What's New in the Library?

WCCS Library Blog

Muncle Trogg

New in!

Muncle Trogg

Janet Foxley


No Comments »

Louis Beside Himself

It’s a larger than life week for Louis and his friends…they hide a runaway girl named Cordelia in the backyard tent, Dad falls for Doreen and Louis tries the”top roll” wrestling move on a big burly burglar. Louis is better at flexing his words than flexing his muscles … how will it end!!

LBH is hilarious and warm hearted – I really liked how the kids dealt with their germ & safety obsessed parents.

 This new book by Anna Fienberg (Tashi) is for Yr 5+





What are you reading at the moment?

Jac of Hearts

Jenny Mahoney

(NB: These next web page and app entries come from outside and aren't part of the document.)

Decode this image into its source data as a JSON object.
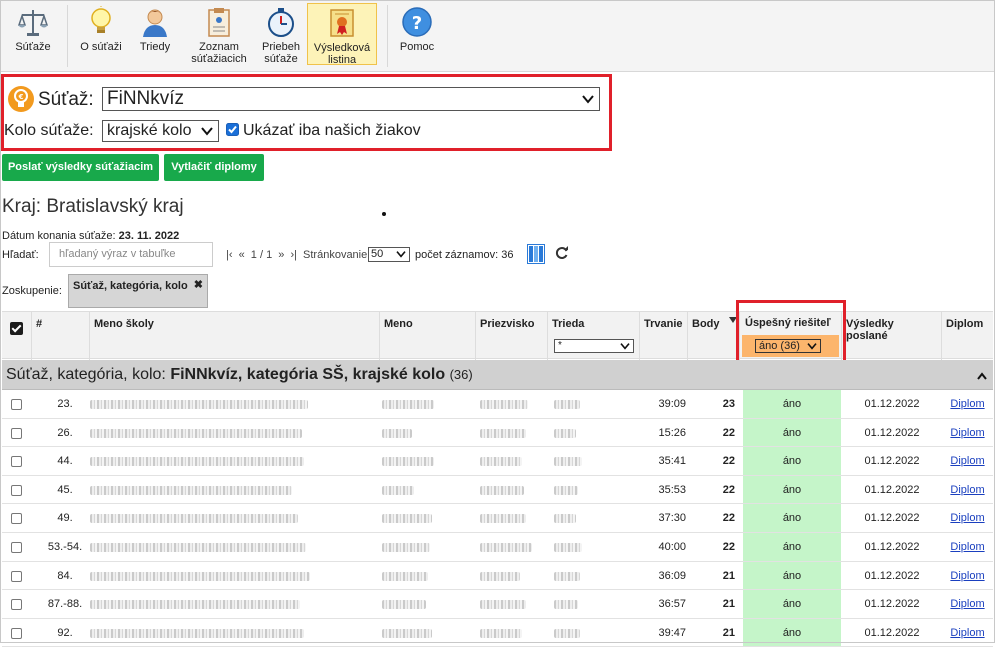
{
  "toolbar": [
    {
      "label": "Súťaže",
      "icon": "scales-icon"
    },
    {
      "label": "O súťaži",
      "icon": "lightbulb-icon"
    },
    {
      "label": "Triedy",
      "icon": "person-icon"
    },
    {
      "label": "Zoznam súťažiacich",
      "icon": "clipboard-icon"
    },
    {
      "label": "Priebeh súťaže",
      "icon": "stopwatch-icon"
    },
    {
      "label": "Výsledková listina",
      "icon": "certificate-icon"
    },
    {
      "label": "Pomoc",
      "icon": "help-icon"
    }
  ],
  "selection": {
    "competition_label": "Súťaž:",
    "competition_value": "FiNNkvíz",
    "round_label": "Kolo súťaže:",
    "round_value": "krajské kolo",
    "only_ours_label": "Ukázať iba našich žiakov"
  },
  "buttons": {
    "send_results": "Poslať výsledky súťažiacim",
    "print_diplomas": "Vytlačiť diplomy"
  },
  "region_title": "Kraj: Bratislavský kraj",
  "date": {
    "label": "Dátum konania súťaže:",
    "value": "23. 11. 2022"
  },
  "search": {
    "label": "Hľadať:",
    "placeholder": "hľadaný výraz v tabuľke"
  },
  "pager": {
    "first": "|‹",
    "prev": "«",
    "page": "1 / 1",
    "next": "»",
    "last": "›|",
    "paging_label": "Stránkovanie:",
    "page_size": "50",
    "count_label": "počet záznamov: 36"
  },
  "grouping": {
    "label": "Zoskupenie:",
    "chip": "Súťaž, kategória, kolo",
    "chip_close": "✖"
  },
  "columns": {
    "num": "#",
    "school": "Meno školy",
    "name": "Meno",
    "surname": "Priezvisko",
    "class": "Trieda",
    "class_filter": "*",
    "duration": "Trvanie",
    "points": "Body",
    "success": "Úspešný riešiteľ",
    "success_filter": "áno (36)",
    "results_sent": "Výsledky poslané",
    "diploma": "Diplom"
  },
  "group_row": {
    "prefix": "Súťaž, kategória, kolo:",
    "value": "FiNNkvíz, kategória SŠ, krajské kolo",
    "count": "(36)"
  },
  "rows": [
    {
      "rank": "23.",
      "duration": "39:09",
      "points": "23",
      "success": "áno",
      "sent": "01.12.2022",
      "diploma": "Diplom"
    },
    {
      "rank": "26.",
      "duration": "15:26",
      "points": "22",
      "success": "áno",
      "sent": "01.12.2022",
      "diploma": "Diplom"
    },
    {
      "rank": "44.",
      "duration": "35:41",
      "points": "22",
      "success": "áno",
      "sent": "01.12.2022",
      "diploma": "Diplom"
    },
    {
      "rank": "45.",
      "duration": "35:53",
      "points": "22",
      "success": "áno",
      "sent": "01.12.2022",
      "diploma": "Diplom"
    },
    {
      "rank": "49.",
      "duration": "37:30",
      "points": "22",
      "success": "áno",
      "sent": "01.12.2022",
      "diploma": "Diplom"
    },
    {
      "rank": "53.-54.",
      "duration": "40:00",
      "points": "22",
      "success": "áno",
      "sent": "01.12.2022",
      "diploma": "Diplom"
    },
    {
      "rank": "84.",
      "duration": "36:09",
      "points": "21",
      "success": "áno",
      "sent": "01.12.2022",
      "diploma": "Diplom"
    },
    {
      "rank": "87.-88.",
      "duration": "36:57",
      "points": "21",
      "success": "áno",
      "sent": "01.12.2022",
      "diploma": "Diplom"
    },
    {
      "rank": "92.",
      "duration": "39:47",
      "points": "21",
      "success": "áno",
      "sent": "01.12.2022",
      "diploma": "Diplom"
    }
  ],
  "colors": {
    "accent_red": "#e0202a",
    "green_button": "#18a94b",
    "success_green": "#c5f5c9",
    "filter_orange": "#fcb56c",
    "link": "#1a3fbf"
  }
}
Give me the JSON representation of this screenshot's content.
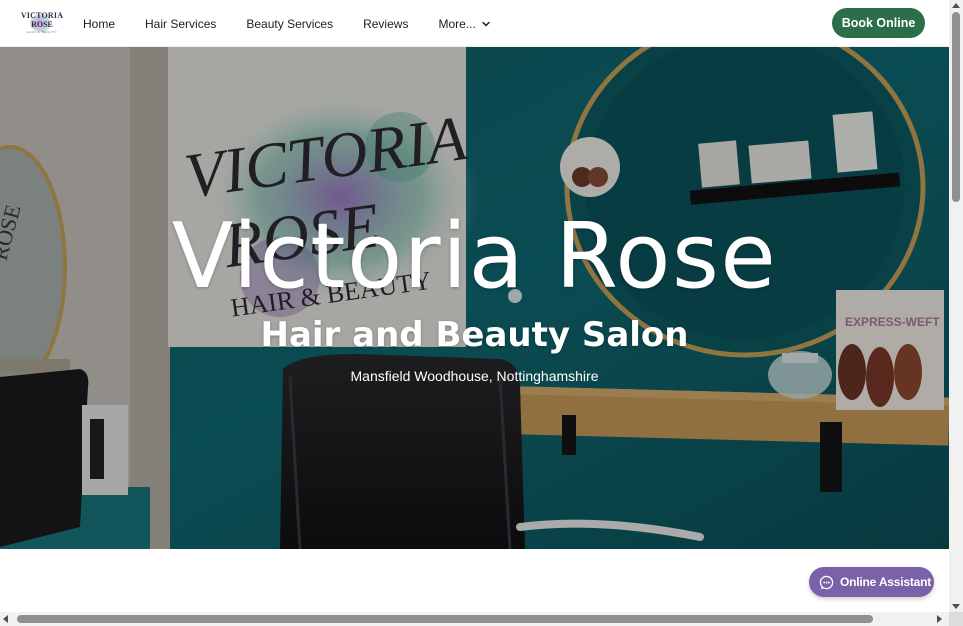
{
  "header": {
    "logo": {
      "line1": "VICTORIA",
      "line2": "ROSE",
      "line3": "HAIR & BEAUTY"
    },
    "nav": [
      {
        "label": "Home"
      },
      {
        "label": "Hair Services"
      },
      {
        "label": "Beauty Services"
      },
      {
        "label": "Reviews"
      },
      {
        "label": "More..."
      }
    ],
    "book_button": "Book Online"
  },
  "hero": {
    "title": "Victoria Rose",
    "subtitle": "Hair and Beauty Salon",
    "location": "Mansfield Woodhouse, Nottinghamshire",
    "background_colors": {
      "wall": "#0f6a73",
      "shelf": "#c89a5a",
      "mirror_frame": "#c9a25a"
    },
    "scene_text": {
      "sign_line1": "VICTORIA",
      "sign_line2": "ROSE",
      "sign_line3": "HAIR & BEAUTY",
      "poster": "EXPRESS-WEFT"
    }
  },
  "assistant": {
    "label": "Online Assistant",
    "icon": "chat-bubble-icon"
  },
  "colors": {
    "accent_green": "#2c6e49",
    "accent_purple": "#7b61a8"
  }
}
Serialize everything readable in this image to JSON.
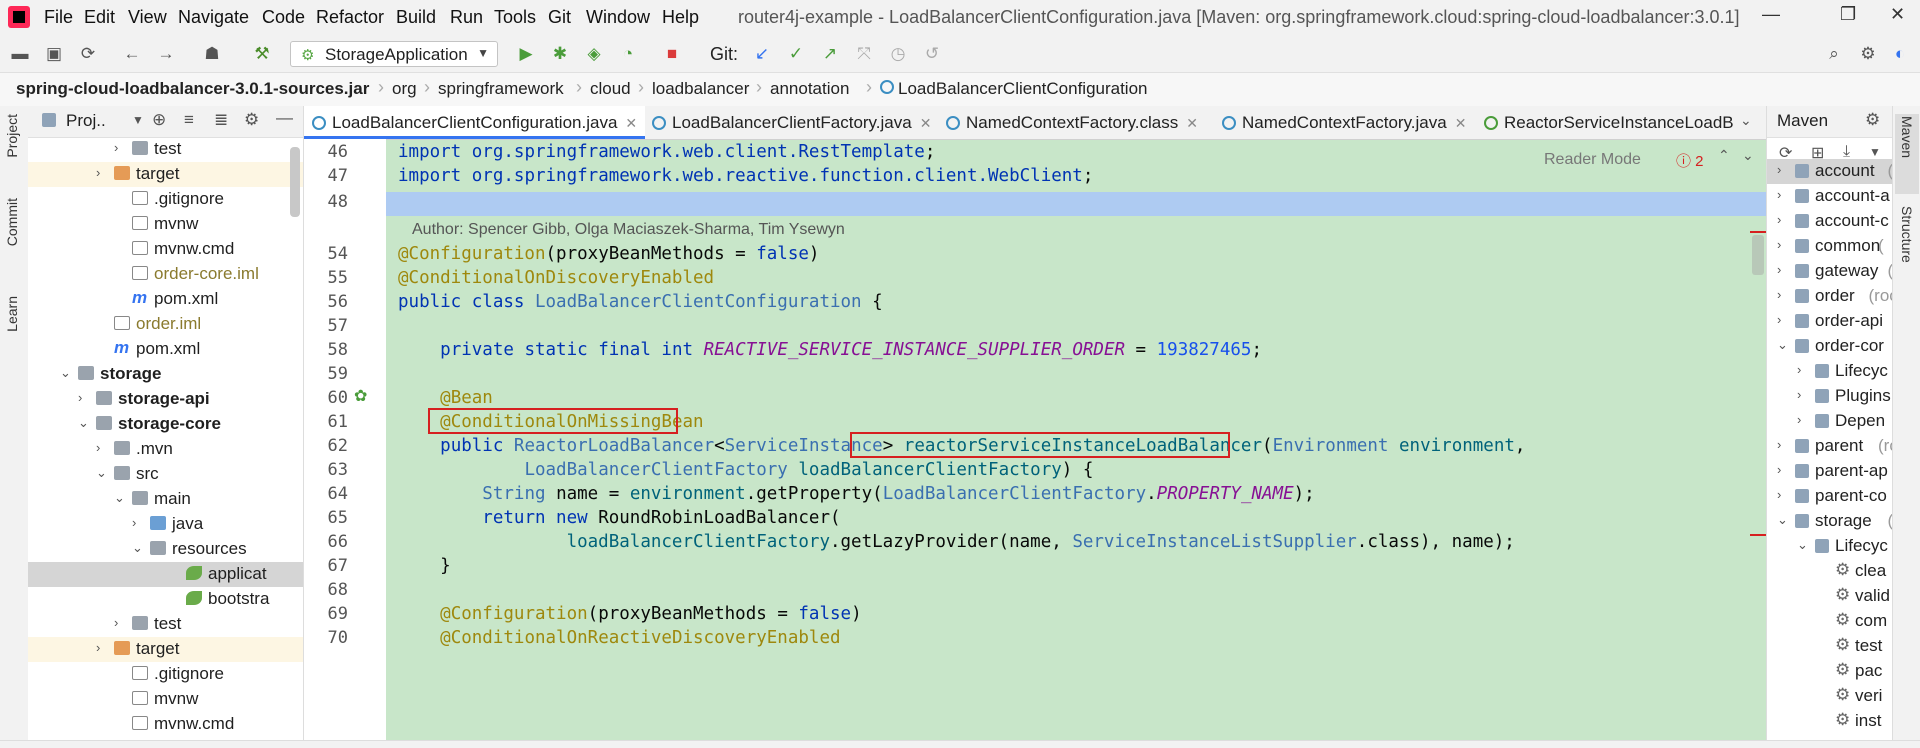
{
  "menubar": {
    "items": [
      "File",
      "Edit",
      "View",
      "Navigate",
      "Code",
      "Refactor",
      "Build",
      "Run",
      "Tools",
      "Git",
      "Window",
      "Help"
    ],
    "title": "router4j-example - LoadBalancerClientConfiguration.java [Maven: org.springframework.cloud:spring-cloud-loadbalancer:3.0.1]"
  },
  "toolbar": {
    "run_config": "StorageApplication",
    "git_label": "Git:"
  },
  "breadcrumb": [
    "spring-cloud-loadbalancer-3.0.1-sources.jar",
    "org",
    "springframework",
    "cloud",
    "loadbalancer",
    "annotation",
    "LoadBalancerClientConfiguration"
  ],
  "left_strip": [
    "Project",
    "Commit",
    "Learn"
  ],
  "project": {
    "title": "Proj..",
    "rows": [
      {
        "label": "test",
        "depth": 5,
        "arrow": "›",
        "icon": "folder"
      },
      {
        "label": "target",
        "depth": 4,
        "arrow": "›",
        "icon": "folder-o",
        "hl": true
      },
      {
        "label": ".gitignore",
        "depth": 5,
        "icon": "file"
      },
      {
        "label": "mvnw",
        "depth": 5,
        "icon": "file"
      },
      {
        "label": "mvnw.cmd",
        "depth": 5,
        "icon": "file"
      },
      {
        "label": "order-core.iml",
        "depth": 5,
        "icon": "file",
        "mod": true
      },
      {
        "label": "pom.xml",
        "depth": 5,
        "icon": "m"
      },
      {
        "label": "order.iml",
        "depth": 4,
        "icon": "file",
        "mod": true
      },
      {
        "label": "pom.xml",
        "depth": 4,
        "icon": "m"
      },
      {
        "label": "storage",
        "depth": 2,
        "arrow": "⌄",
        "icon": "folder",
        "bold": true
      },
      {
        "label": "storage-api",
        "depth": 3,
        "arrow": "›",
        "icon": "folder",
        "bold": true
      },
      {
        "label": "storage-core",
        "depth": 3,
        "arrow": "⌄",
        "icon": "folder",
        "bold": true
      },
      {
        "label": ".mvn",
        "depth": 4,
        "arrow": "›",
        "icon": "folder"
      },
      {
        "label": "src",
        "depth": 4,
        "arrow": "⌄",
        "icon": "folder"
      },
      {
        "label": "main",
        "depth": 5,
        "arrow": "⌄",
        "icon": "folder"
      },
      {
        "label": "java",
        "depth": 6,
        "arrow": "›",
        "icon": "folder-b"
      },
      {
        "label": "resources",
        "depth": 6,
        "arrow": "⌄",
        "icon": "folder"
      },
      {
        "label": "applicat",
        "depth": 8,
        "icon": "leaf",
        "sel": true
      },
      {
        "label": "bootstra",
        "depth": 8,
        "icon": "leaf"
      },
      {
        "label": "test",
        "depth": 5,
        "arrow": "›",
        "icon": "folder"
      },
      {
        "label": "target",
        "depth": 4,
        "arrow": "›",
        "icon": "folder-o",
        "hl": true
      },
      {
        "label": ".gitignore",
        "depth": 5,
        "icon": "file"
      },
      {
        "label": "mvnw",
        "depth": 5,
        "icon": "file"
      },
      {
        "label": "mvnw.cmd",
        "depth": 5,
        "icon": "file"
      }
    ]
  },
  "editor": {
    "tabs": [
      {
        "label": "LoadBalancerClientConfiguration.java",
        "active": true
      },
      {
        "label": "LoadBalancerClientFactory.java"
      },
      {
        "label": "NamedContextFactory.class"
      },
      {
        "label": "NamedContextFactory.java"
      },
      {
        "label": "ReactorServiceInstanceLoadBa"
      }
    ],
    "reader_mode": "Reader Mode",
    "problems": "2",
    "author": "Author: Spencer Gibb, Olga Maciaszek-Sharma, Tim Ysewyn",
    "lines": [
      "46",
      "47",
      "48",
      "54",
      "55",
      "56",
      "57",
      "58",
      "59",
      "60",
      "61",
      "62",
      "63",
      "64",
      "65",
      "66",
      "67",
      "68",
      "69",
      "70"
    ]
  },
  "maven": {
    "title": "Maven",
    "rows": [
      {
        "label": "account",
        "sub": "(",
        "depth": 0,
        "arrow": "›",
        "sel": true
      },
      {
        "label": "account-a",
        "depth": 0,
        "arrow": "›"
      },
      {
        "label": "account-c",
        "depth": 0,
        "arrow": "›"
      },
      {
        "label": "common",
        "sub": "(",
        "depth": 0,
        "arrow": "›"
      },
      {
        "label": "gateway",
        "sub": "(",
        "depth": 0,
        "arrow": "›"
      },
      {
        "label": "order",
        "sub": "(roo",
        "depth": 0,
        "arrow": "›"
      },
      {
        "label": "order-api",
        "depth": 0,
        "arrow": "›"
      },
      {
        "label": "order-cor",
        "depth": 0,
        "arrow": "⌄"
      },
      {
        "label": "Lifecyc",
        "depth": 1,
        "arrow": "›"
      },
      {
        "label": "Plugins",
        "depth": 1,
        "arrow": "›"
      },
      {
        "label": "Depen",
        "depth": 1,
        "arrow": "›"
      },
      {
        "label": "parent",
        "sub": "(ro",
        "depth": 0,
        "arrow": "›"
      },
      {
        "label": "parent-ap",
        "depth": 0,
        "arrow": "›"
      },
      {
        "label": "parent-co",
        "depth": 0,
        "arrow": "›"
      },
      {
        "label": "storage",
        "sub": "(r",
        "depth": 0,
        "arrow": "⌄"
      },
      {
        "label": "Lifecyc",
        "depth": 1,
        "arrow": "⌄"
      },
      {
        "label": "clea",
        "depth": 2
      },
      {
        "label": "valid",
        "depth": 2
      },
      {
        "label": "com",
        "depth": 2
      },
      {
        "label": "test",
        "depth": 2
      },
      {
        "label": "pac",
        "depth": 2
      },
      {
        "label": "veri",
        "depth": 2
      },
      {
        "label": "inst",
        "depth": 2
      }
    ]
  },
  "right_strip": [
    "Maven",
    "Structure"
  ]
}
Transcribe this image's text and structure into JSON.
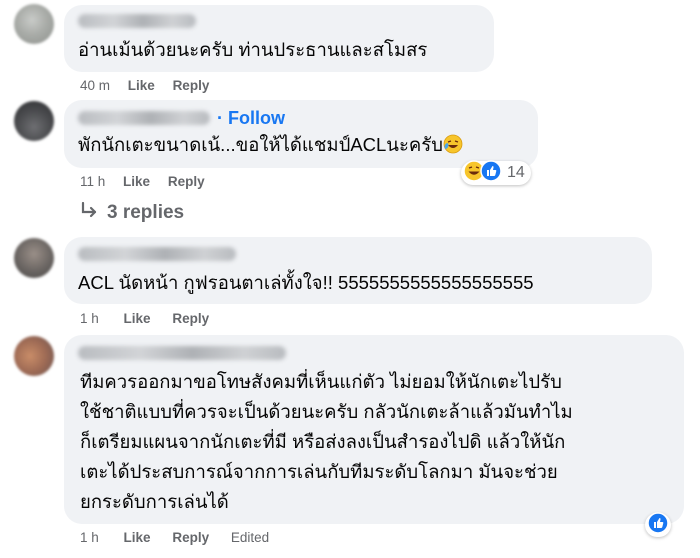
{
  "comments": [
    {
      "text_lines": [
        "อ่านเม้นด้วยนะครับ ท่านประธานและสโมสร"
      ],
      "time": "40 m",
      "like_label": "Like",
      "reply_label": "Reply"
    },
    {
      "follow_label": "Follow",
      "follow_separator": "·",
      "text_lines": [
        "พักนักเตะขนาดเน้...ขอให้ได้แชมป์ACLนะครับ"
      ],
      "time": "11 h",
      "like_label": "Like",
      "reply_label": "Reply",
      "reactions": {
        "count": "14",
        "icons": [
          "haha-icon",
          "like-icon"
        ]
      },
      "replies_label": "3 replies"
    },
    {
      "text_lines": [
        "ACL นัดหน้า กูฟรอนตาเล่ทั้งใจ!! 5555555555555555555"
      ],
      "time": "1 h",
      "like_label": "Like",
      "reply_label": "Reply"
    },
    {
      "text_lines": [
        "ทีมควรออกมาขอโทษสังคมที่เห็นแก่ตัว ไม่ยอมให้นักเตะไปรับ",
        "ใช้ชาติแบบที่ควรจะเป็นด้วยนะครับ กลัวนักเตะล้าแล้วมันทำไม",
        "ก็เตรียมแผนจากนักเตะที่มี หรือส่งลงเป็นสำรองไปดิ แล้วให้นัก",
        "เตะได้ประสบการณ์จากการเล่นกับทีมระดับโลกมา มันจะช่วย",
        "ยกระดับการเล่นได้"
      ],
      "time": "1 h",
      "like_label": "Like",
      "reply_label": "Reply",
      "edited_label": "Edited",
      "reactions": {
        "icons": [
          "like-icon"
        ]
      }
    }
  ],
  "colors": {
    "bubble": "#f0f2f5",
    "meta_text": "#65676b",
    "link_blue": "#1877f2",
    "text": "#050505"
  }
}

Last night I finished Jac of Hearts by Jenny Mahoney (Senior Fiction). It was an interesting Christian novel that follows the life of 17 year old Jac. After almost dying in a suspicious car accident where her father is pronounced dead, she just cant seem to believe in her heart that her father is really gone. As the mystery unfolds she needs to draw close to God to navigate some pretty difficult social, emotional and relationship situations. While this book lacked a real depth to the story line, it was encouraging to see the characters grow and transform as they grappled with playground politics, romance, mystery and faith. Year 10-12 girls (and boys might enjoy it too) give it a go.

So that’s what I’ve just finished reading… What are you reading at the moment?


Mrs Hows recommends…

The Keepers

Lian Tanner

A fantasy story with a dark twist that would be suitable for keen readers in Years 5 and 6.


The Happiest Refugee by Anh Do

Mrs Groucutt recommends…

The Happiest Refugee by Anh Do


As the title suggests it is written by a refugee who was very young when his mother and father and a lot of their family were able to get on the same boat that made its perilous way to Australia.  It is a very humorous and moving story in which God is given many thanks for their blessings and a book which tells a wonderful story of families working together and of forgiveness, and to top it all off a happy ending.



The Truth about Verity Sparks by Susan Green

This book is a part of the growing group of “Gaslamp” books where fantasy meets historical fiction –similar to the  Steampunk genre – think steam engines, Victorian times, gaslights, Sherlock Holmes, Hugo, carriages. The setting and the fantasy elements are based around the technology of these times. Unlike Steampunk, it does not have a futuristic alternate world, but stays in the historical setting.

Verity has the special power of being able to find lost things. She is employed as a detective to help solve some crimes. Each of the stories all solve pieces to the mystery of Verity Sparks’ true origins. It is funny, clever and melodramatic – and the catastrophic events are handled in a light-hearted way all leading up to a surprise ending for all.  A great read.



A Confusion of Princes

One Prince   ….  in ten thousand   ….     enhanced    ….

Connected ….   murdered   ….  reborn   ….  

Finds    ….     humanity    ….    love    …..    betrayal    ….

Will he escape his destiny ?

This is Garth Nix at his best. The best book I’ve read since the Hunger Games.  Mrs S


Don’t Call Me Ishmael

I did not want to read this book!! It sat on the shelf  “Short-Listed  for Book of the Year” unread … by anyone.

I picked it up and was hooked!!  The classroom scenes where Ishmael and his nerdy friends face the bullies are brilliantly portrayed and hilarious. Equally, Ishmael’s failed attempts to attract the girl of his dreams are cringe worthy and embarrassing.  And … the ending is very satisfying.

I thoroughly recommend this book to anyone who has ever been to High School and  is not afraid of laughing out loud. Mrs S


Mrs Rivers Recommends…

A Waltz for Matilda by Jackie French

Fabulous Australian book set in the late 1800/early 1900.  Excellent notes at the back of the book to back up the historic facts that have been alluded to in the novel.

A young girl, struggling to survive ends up being taken out of school and has to work in a factory to support her sick mother.  She finally meets her father, who owned a small sheep station and end  up running the station.  The book addresses the hardships and prejudices that were faced, particularly by women and Aboriginals at the time.  French intertwines Waltzing Matilda into the storyline.  Hard to put this novel down!!

Probably more of a girly book suited for Year 5 upwards. 

1 Comment »

More from How to Train Your Dragon…

Meet the Hairy Hooligans